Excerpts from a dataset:
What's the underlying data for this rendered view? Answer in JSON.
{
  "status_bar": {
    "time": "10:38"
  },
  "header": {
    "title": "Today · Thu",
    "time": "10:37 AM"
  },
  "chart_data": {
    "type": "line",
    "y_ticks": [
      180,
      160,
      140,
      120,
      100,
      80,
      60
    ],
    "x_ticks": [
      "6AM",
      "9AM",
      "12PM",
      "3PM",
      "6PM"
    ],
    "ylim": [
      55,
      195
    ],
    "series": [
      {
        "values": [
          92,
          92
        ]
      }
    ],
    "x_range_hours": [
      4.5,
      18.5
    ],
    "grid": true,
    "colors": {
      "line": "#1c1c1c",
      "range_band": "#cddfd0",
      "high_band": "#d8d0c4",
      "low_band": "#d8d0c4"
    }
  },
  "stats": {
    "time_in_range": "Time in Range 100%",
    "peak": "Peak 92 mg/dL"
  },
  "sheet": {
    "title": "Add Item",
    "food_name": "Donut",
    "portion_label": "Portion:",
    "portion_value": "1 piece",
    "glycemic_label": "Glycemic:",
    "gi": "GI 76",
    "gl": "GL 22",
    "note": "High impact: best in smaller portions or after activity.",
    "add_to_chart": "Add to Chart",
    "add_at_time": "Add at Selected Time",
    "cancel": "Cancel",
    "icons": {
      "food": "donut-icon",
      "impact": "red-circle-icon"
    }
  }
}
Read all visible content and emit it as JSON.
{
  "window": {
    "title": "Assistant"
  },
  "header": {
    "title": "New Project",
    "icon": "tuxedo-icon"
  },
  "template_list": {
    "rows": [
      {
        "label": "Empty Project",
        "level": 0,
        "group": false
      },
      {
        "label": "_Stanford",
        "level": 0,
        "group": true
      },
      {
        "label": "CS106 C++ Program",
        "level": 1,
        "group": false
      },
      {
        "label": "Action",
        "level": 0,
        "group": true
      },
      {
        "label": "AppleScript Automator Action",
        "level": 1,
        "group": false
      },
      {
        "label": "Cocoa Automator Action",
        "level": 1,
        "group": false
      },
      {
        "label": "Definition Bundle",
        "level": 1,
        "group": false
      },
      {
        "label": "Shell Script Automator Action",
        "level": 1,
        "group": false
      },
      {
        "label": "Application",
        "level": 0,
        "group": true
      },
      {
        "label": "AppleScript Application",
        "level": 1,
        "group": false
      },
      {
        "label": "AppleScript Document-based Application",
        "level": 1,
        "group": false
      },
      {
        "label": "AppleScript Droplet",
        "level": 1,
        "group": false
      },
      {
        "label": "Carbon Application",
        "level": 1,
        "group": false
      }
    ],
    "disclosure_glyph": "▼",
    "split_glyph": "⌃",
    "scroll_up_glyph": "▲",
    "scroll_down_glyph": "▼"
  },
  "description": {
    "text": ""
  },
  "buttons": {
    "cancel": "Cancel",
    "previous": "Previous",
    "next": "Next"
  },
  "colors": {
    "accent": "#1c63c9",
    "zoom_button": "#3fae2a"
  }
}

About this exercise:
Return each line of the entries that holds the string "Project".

Exercise solution:
    "title": "New Project",
        "label": "Empty Project",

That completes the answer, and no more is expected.